- [TASK DATA]:
━━━━━━

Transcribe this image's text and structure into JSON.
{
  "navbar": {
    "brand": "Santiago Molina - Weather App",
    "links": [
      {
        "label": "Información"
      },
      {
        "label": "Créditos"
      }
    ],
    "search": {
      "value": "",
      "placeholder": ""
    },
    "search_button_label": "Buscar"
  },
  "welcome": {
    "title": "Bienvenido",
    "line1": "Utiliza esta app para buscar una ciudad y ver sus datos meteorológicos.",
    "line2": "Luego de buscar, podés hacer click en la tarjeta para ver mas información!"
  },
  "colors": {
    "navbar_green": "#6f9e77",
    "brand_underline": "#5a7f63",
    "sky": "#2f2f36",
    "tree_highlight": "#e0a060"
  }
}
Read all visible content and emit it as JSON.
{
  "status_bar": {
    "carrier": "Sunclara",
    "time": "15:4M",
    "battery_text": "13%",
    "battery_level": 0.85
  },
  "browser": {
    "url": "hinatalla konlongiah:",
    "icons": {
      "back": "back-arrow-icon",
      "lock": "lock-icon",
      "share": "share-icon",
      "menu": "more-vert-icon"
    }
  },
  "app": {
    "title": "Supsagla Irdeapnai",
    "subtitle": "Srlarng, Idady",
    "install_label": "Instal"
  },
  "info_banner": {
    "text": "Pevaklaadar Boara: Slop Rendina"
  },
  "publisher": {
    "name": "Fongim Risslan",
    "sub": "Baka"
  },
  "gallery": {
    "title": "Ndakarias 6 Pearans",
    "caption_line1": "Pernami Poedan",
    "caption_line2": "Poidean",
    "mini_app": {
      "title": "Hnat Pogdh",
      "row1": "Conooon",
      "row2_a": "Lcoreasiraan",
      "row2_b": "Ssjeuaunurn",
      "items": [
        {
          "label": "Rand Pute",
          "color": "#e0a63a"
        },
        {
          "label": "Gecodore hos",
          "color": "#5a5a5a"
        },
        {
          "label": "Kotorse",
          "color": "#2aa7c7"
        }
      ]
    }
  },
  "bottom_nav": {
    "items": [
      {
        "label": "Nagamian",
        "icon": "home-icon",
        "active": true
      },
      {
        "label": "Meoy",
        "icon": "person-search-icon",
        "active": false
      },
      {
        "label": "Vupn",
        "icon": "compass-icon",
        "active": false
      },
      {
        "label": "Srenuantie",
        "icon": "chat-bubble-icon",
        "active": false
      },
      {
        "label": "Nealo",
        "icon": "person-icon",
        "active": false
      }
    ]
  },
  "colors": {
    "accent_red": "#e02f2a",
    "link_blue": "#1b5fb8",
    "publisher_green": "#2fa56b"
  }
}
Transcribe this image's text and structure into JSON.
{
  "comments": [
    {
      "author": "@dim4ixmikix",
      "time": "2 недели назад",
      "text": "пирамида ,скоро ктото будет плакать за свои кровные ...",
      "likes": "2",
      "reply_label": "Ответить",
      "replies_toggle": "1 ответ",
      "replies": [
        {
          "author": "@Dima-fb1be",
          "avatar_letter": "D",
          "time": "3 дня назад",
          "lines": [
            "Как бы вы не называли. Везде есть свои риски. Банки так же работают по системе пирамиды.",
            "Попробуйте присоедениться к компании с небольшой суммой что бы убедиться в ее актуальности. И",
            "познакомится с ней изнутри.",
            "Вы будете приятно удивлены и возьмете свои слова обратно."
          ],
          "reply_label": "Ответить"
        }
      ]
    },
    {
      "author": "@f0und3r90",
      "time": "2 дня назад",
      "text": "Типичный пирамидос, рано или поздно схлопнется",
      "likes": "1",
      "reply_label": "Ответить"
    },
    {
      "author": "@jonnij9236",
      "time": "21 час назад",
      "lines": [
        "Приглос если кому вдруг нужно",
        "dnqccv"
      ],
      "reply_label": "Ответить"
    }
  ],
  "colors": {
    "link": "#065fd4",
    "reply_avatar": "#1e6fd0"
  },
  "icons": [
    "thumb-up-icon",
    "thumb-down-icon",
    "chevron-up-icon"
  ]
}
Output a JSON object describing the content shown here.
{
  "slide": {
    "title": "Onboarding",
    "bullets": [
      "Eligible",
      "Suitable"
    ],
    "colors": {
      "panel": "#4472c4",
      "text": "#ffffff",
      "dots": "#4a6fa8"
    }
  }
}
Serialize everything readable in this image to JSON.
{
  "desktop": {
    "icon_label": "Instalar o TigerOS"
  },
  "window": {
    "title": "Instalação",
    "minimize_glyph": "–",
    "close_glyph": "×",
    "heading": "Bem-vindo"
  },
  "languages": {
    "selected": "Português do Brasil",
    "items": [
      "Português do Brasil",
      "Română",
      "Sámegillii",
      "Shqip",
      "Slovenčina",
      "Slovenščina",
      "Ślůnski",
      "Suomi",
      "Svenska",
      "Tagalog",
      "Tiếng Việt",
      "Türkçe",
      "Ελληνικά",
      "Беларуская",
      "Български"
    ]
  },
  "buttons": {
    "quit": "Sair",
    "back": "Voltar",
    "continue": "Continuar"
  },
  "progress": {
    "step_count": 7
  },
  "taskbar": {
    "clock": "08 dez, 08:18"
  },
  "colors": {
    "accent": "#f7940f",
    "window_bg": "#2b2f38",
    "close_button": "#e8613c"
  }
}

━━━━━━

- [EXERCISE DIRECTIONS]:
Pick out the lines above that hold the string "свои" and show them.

- [ANSWER BOX]:
      "text": "пирамида ,скоро ктото будет плакать за свои кровные ...",
            "Как бы вы не называли. Везде есть свои риски. Банки так же работают по системе пирамиды.",
            "Вы будете приятно удивлены и возьмете свои слова обратно."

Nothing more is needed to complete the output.